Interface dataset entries
--- START ---
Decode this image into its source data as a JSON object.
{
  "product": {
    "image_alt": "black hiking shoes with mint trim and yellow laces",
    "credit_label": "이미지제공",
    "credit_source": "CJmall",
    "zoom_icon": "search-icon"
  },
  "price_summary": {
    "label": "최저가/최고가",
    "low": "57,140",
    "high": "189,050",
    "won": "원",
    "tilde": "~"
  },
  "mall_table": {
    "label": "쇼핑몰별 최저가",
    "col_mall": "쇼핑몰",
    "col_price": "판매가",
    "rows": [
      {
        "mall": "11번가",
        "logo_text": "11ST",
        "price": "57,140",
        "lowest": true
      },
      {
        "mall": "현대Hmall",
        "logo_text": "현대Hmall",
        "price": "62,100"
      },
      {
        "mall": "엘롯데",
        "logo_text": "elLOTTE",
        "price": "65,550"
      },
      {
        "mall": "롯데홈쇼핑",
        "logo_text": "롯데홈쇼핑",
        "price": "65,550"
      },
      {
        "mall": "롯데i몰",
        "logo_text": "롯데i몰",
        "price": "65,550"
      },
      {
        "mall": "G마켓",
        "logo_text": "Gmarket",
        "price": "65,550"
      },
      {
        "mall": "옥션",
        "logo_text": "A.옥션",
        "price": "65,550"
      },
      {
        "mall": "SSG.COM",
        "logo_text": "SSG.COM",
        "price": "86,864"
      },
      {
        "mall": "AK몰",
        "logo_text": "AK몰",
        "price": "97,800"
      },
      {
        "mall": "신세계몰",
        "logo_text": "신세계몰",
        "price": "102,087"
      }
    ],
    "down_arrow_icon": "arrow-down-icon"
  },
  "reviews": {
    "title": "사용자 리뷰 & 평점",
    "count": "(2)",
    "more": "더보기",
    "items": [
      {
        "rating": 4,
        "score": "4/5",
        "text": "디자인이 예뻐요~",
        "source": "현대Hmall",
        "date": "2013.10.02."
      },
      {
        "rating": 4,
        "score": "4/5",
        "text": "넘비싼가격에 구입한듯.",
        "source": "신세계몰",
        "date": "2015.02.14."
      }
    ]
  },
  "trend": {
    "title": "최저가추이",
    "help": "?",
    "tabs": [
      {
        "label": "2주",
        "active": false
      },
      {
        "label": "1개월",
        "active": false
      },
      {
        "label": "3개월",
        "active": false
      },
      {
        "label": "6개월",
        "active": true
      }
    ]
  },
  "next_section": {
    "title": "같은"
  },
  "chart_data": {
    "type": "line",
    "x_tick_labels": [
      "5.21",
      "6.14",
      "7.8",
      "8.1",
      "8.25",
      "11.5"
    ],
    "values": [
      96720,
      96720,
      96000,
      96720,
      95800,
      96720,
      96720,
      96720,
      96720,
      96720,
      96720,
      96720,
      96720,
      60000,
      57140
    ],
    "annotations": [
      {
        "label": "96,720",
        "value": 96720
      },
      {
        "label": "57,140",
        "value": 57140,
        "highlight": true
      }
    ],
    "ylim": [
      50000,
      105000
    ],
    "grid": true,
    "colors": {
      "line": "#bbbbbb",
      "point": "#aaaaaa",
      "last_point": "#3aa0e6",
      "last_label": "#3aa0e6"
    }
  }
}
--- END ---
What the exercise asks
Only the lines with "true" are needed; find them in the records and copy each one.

Output of the exercise
        "lowest": true
        "active": true
        "highlight": true
    "grid": true,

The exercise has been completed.